▶ **Requirement**
Tell how many lines of the data below have the string "Task" in them. Say nothing more.

▶ **Records for the exercise**
━━━━━━━━━━━━━━━━

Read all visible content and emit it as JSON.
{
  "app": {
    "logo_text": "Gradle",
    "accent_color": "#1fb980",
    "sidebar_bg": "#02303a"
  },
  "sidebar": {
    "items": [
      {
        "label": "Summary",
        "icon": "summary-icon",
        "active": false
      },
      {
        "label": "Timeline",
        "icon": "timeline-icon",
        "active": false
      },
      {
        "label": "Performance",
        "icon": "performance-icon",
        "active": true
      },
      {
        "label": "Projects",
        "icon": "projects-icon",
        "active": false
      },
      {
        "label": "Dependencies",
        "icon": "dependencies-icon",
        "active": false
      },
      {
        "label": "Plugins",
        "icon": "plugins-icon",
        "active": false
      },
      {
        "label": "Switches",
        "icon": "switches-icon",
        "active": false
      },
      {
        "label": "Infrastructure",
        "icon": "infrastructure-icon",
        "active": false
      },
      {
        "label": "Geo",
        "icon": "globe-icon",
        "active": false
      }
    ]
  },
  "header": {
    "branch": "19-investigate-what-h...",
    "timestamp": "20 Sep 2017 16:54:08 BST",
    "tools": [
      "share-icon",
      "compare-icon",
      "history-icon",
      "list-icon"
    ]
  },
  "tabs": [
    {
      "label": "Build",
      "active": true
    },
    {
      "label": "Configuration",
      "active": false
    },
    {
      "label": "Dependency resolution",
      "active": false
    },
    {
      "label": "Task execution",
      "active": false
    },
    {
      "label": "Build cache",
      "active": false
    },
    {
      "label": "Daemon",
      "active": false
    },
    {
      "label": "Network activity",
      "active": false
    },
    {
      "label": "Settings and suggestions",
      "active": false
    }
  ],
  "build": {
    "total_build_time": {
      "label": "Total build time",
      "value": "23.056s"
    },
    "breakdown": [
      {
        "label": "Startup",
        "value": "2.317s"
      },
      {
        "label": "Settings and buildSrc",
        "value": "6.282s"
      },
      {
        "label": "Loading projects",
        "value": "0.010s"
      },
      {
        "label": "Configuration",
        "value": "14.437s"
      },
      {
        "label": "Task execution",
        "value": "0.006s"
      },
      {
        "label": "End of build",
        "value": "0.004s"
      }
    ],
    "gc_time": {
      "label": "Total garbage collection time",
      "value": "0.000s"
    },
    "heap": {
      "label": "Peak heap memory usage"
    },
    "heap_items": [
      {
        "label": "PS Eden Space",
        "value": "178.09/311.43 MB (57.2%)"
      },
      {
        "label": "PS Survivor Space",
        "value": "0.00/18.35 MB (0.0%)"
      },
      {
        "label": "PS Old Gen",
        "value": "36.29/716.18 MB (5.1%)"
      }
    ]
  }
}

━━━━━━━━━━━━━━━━

▶ **Reply**
2